David puttnam

Source: Screen File

David Puttnam

David Puttnam, president of the UK Film Distributors’ Association (FDA), has addressed film industry harassment and technology challenges in a speech to distributors.

The Oscar-winning producer of The Killing Fields, Chariots Of Fire and Midnight Express was speaking at the FDA Christmas reception on Wednesday (Dec 6).

He said: “If there’s just one valuable thing to come out of the sorry accounts of predatory abuse in our industry, it is… not just the widespread shock and revulsion. More than that, it’s a shared determination that we’ve come to a point at which this type of behaviour will no longer be tolerated. Let’s all make sure that determination remains rock-solid.”

He said that the UK film sector “has to set an example of what a wholly trusted working environment can look like.” He added: “Our expectations of ourselves, and the sense of opportunity we offer to everyone, must be, and be seen to be, of a very high order.”

In his speech, Lord Puttnam also outlined the challenges and opportunities resulting from the growth of artificial intelligence in the entertainment industry.

He said: “Whatever your views about ‘robots’ and ‘artificial intelligence’ taking over our lives, this new age of automation is heading our way – fast. It’s only a question of time before the entertainment sector will have to be re-modelled to accommodate ever-faster transformations. For example, for good or ill, we are already seeing the programming of cinemas by audience algorithms.”

He added: “As I know from my work on the House of Lords’ Committee on Artificial Intelligence, algorithms only operate on an accumulation of ‘past probability’, therefore will only look for ‘hits’, which leaves little room for our annual surprise successes.

“I’d argue that removing the ‘human instinct’ in an essentially creative environment may save on costs but will lead to all of us losing out in the long run.”

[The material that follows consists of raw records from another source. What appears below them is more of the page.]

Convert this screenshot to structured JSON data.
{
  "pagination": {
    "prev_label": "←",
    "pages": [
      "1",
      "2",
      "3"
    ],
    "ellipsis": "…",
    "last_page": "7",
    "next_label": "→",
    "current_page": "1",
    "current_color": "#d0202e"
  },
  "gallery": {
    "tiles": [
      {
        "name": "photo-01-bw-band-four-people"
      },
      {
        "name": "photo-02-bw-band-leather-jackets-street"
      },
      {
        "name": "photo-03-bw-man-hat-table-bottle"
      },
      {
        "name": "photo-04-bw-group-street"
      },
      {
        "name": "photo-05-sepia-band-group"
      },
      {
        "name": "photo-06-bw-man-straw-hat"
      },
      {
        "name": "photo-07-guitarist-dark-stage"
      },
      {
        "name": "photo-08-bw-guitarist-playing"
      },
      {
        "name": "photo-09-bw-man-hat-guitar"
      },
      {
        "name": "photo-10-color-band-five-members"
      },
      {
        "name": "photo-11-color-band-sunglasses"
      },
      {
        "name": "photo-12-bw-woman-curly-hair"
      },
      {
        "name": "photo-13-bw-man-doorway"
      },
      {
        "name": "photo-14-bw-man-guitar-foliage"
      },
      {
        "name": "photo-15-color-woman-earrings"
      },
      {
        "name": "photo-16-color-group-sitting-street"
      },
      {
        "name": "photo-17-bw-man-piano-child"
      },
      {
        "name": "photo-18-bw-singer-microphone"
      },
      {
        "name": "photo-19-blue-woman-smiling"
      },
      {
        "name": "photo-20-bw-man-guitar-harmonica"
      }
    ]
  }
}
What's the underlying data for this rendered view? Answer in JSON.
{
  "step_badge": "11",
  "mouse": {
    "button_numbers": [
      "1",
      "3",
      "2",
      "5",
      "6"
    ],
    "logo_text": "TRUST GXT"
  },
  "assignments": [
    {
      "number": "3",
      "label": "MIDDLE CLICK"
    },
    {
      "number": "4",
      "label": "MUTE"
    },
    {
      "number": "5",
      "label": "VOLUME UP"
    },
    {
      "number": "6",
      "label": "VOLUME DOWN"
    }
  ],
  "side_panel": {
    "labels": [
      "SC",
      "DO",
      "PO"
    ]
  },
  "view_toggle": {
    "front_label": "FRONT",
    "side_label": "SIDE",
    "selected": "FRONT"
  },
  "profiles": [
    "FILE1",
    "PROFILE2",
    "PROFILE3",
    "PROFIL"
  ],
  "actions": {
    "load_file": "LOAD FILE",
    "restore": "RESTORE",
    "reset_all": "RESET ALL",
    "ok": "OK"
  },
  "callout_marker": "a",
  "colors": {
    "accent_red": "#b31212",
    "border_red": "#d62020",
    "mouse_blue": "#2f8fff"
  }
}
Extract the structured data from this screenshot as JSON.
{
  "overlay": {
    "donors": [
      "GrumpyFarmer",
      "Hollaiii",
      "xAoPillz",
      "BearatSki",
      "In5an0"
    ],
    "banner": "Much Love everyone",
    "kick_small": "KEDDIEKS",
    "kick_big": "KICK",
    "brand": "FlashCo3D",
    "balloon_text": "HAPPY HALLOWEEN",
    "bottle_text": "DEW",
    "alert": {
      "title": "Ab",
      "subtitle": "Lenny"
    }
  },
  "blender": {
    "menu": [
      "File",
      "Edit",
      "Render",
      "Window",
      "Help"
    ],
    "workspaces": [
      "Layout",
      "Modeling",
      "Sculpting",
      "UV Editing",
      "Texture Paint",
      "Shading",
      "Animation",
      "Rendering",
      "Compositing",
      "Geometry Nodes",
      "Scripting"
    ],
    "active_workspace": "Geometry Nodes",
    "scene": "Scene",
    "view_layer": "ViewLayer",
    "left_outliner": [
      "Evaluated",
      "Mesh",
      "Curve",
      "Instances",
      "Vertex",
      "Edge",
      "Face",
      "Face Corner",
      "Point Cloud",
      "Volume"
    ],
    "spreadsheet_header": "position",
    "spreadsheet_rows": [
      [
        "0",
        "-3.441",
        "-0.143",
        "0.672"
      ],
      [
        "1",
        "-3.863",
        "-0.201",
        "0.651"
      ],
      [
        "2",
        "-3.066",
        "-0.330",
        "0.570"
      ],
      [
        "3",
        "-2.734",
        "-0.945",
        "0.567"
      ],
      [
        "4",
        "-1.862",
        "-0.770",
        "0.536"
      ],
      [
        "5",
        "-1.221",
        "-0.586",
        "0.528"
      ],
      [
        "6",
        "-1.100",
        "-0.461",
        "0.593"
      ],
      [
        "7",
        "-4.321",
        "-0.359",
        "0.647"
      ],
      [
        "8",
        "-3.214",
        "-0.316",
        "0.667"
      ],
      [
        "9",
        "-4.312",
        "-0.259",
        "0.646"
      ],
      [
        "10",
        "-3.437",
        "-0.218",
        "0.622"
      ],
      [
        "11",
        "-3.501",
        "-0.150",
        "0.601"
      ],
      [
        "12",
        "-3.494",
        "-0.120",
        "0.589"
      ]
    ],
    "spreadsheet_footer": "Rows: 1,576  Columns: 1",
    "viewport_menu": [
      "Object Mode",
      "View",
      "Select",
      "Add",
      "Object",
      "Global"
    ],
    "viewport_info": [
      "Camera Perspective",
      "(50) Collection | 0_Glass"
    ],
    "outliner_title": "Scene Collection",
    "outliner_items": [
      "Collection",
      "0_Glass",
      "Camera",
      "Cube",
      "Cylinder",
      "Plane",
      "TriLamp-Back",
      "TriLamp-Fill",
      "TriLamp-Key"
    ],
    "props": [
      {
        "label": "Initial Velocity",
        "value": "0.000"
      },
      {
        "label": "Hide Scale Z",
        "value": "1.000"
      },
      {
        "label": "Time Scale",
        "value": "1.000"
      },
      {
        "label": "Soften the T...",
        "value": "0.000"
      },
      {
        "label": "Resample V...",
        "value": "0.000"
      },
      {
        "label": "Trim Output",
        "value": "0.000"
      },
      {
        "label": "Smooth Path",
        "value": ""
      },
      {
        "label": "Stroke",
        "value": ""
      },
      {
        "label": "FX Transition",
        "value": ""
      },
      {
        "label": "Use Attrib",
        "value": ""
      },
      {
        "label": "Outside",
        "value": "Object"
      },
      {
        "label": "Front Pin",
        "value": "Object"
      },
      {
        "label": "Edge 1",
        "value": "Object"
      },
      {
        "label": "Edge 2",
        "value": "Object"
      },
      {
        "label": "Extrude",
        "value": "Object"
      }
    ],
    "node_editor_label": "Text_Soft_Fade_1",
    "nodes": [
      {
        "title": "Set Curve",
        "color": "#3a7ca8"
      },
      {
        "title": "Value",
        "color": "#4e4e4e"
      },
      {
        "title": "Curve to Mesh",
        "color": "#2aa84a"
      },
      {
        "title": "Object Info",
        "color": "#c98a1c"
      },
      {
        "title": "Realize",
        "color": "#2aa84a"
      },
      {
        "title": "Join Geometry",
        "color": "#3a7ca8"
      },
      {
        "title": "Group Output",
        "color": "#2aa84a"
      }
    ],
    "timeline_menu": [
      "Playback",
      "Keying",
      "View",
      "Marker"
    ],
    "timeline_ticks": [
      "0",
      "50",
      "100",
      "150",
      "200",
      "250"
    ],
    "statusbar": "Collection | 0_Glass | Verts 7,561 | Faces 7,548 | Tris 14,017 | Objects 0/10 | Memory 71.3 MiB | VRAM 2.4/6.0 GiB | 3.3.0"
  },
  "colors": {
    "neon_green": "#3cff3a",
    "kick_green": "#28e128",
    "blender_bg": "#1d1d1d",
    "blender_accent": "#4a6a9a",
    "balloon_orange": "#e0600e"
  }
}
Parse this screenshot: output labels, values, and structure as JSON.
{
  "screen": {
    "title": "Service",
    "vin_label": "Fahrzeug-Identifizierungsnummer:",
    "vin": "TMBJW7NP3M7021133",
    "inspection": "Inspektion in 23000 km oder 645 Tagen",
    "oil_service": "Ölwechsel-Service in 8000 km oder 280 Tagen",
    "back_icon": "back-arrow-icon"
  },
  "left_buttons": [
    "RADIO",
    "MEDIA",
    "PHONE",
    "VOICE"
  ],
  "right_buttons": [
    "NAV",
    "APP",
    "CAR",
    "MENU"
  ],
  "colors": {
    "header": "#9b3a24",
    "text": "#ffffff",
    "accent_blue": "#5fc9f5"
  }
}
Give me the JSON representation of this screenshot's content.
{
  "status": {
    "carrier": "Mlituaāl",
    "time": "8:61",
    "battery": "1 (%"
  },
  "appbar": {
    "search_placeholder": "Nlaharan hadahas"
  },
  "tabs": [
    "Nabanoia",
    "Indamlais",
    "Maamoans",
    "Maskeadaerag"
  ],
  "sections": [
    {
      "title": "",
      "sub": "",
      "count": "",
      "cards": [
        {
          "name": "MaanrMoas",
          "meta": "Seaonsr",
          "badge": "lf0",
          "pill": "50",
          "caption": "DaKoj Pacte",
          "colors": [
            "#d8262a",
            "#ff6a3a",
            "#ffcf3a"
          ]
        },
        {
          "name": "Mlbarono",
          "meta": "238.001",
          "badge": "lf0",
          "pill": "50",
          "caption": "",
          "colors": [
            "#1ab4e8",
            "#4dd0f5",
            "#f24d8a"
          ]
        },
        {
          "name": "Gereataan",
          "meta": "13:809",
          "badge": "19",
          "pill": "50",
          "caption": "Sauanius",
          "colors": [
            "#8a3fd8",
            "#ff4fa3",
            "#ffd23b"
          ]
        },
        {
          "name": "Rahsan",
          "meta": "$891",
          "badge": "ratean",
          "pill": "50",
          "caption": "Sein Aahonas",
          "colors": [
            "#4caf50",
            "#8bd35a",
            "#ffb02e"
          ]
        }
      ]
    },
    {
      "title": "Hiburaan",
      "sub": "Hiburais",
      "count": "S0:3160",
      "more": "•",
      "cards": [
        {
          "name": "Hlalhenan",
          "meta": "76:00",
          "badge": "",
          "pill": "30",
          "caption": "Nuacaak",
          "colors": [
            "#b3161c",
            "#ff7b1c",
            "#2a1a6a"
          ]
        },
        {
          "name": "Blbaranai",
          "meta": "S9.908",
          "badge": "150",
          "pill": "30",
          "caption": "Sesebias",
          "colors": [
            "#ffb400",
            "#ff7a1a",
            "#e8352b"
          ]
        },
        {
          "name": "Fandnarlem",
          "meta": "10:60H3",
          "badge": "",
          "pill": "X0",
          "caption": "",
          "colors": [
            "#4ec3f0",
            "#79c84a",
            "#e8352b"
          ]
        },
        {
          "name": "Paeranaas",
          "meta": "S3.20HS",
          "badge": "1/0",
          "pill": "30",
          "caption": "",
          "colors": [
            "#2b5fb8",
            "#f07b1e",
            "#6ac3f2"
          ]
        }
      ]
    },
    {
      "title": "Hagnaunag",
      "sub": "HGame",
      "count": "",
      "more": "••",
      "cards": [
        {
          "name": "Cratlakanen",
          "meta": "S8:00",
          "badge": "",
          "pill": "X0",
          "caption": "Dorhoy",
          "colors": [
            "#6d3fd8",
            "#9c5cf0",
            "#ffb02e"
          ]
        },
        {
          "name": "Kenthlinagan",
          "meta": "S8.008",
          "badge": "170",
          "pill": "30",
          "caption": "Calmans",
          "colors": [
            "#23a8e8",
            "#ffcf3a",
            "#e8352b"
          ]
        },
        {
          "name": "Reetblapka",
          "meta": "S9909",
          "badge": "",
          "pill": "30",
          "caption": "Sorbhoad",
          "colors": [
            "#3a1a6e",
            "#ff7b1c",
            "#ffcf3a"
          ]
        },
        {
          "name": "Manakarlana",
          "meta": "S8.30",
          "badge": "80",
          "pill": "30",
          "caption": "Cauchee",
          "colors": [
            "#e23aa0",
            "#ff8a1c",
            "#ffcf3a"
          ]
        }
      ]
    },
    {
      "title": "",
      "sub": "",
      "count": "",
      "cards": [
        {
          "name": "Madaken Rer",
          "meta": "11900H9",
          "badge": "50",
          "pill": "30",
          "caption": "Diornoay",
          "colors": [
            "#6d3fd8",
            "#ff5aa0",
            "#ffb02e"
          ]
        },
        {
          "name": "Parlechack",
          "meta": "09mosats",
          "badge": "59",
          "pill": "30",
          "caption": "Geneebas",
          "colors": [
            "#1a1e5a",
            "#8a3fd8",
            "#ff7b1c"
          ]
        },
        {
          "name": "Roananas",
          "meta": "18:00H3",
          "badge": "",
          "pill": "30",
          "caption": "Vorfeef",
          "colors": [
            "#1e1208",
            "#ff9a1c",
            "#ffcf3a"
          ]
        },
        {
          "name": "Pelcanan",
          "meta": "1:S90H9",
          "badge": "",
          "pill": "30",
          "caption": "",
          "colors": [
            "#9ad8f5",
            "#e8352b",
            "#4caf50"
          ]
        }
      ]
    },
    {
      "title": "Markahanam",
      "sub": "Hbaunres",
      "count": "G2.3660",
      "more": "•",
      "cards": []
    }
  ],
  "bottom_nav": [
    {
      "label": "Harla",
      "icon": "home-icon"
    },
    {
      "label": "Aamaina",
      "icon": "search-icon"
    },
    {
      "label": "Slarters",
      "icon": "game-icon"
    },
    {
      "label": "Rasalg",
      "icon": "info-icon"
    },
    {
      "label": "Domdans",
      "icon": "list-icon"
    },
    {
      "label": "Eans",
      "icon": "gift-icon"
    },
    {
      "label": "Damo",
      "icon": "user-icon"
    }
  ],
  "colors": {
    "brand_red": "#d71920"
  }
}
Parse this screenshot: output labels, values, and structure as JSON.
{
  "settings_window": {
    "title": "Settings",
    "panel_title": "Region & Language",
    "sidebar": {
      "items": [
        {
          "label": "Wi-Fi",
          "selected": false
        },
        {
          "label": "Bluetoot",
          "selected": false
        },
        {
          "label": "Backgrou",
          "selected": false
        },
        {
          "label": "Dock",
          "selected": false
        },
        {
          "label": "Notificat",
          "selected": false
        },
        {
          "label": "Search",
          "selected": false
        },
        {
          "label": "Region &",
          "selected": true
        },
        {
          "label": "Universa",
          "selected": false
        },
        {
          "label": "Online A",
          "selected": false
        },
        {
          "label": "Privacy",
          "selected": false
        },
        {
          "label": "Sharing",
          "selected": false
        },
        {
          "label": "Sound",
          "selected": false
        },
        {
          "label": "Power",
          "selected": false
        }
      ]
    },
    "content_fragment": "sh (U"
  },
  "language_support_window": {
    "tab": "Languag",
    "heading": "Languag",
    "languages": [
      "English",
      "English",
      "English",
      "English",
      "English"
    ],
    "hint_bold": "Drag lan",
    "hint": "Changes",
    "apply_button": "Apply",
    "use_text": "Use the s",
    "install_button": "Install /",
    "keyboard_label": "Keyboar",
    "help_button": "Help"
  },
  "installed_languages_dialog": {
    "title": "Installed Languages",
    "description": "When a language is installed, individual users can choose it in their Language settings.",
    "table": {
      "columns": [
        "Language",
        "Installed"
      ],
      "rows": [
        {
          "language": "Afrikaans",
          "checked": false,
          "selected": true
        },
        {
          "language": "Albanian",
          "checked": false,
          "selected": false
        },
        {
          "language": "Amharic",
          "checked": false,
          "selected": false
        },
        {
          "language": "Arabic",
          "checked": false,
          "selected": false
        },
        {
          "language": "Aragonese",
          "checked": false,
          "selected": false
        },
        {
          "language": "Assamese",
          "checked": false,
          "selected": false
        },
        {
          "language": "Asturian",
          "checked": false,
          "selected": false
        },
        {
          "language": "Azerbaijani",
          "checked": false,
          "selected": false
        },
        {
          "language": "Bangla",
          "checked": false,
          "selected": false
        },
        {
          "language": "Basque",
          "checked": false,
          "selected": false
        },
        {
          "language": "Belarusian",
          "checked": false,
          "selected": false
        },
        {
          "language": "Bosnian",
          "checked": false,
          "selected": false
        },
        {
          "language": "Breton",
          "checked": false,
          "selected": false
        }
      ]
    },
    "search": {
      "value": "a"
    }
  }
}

Puttnam is currently in development on his first movie in more than 15 years: Arctic 30, a climate change-themed feature about the experiences of 30 Greenpeace activists who were thrown into Russia’s prison system after protesting against drilling in the Arctic.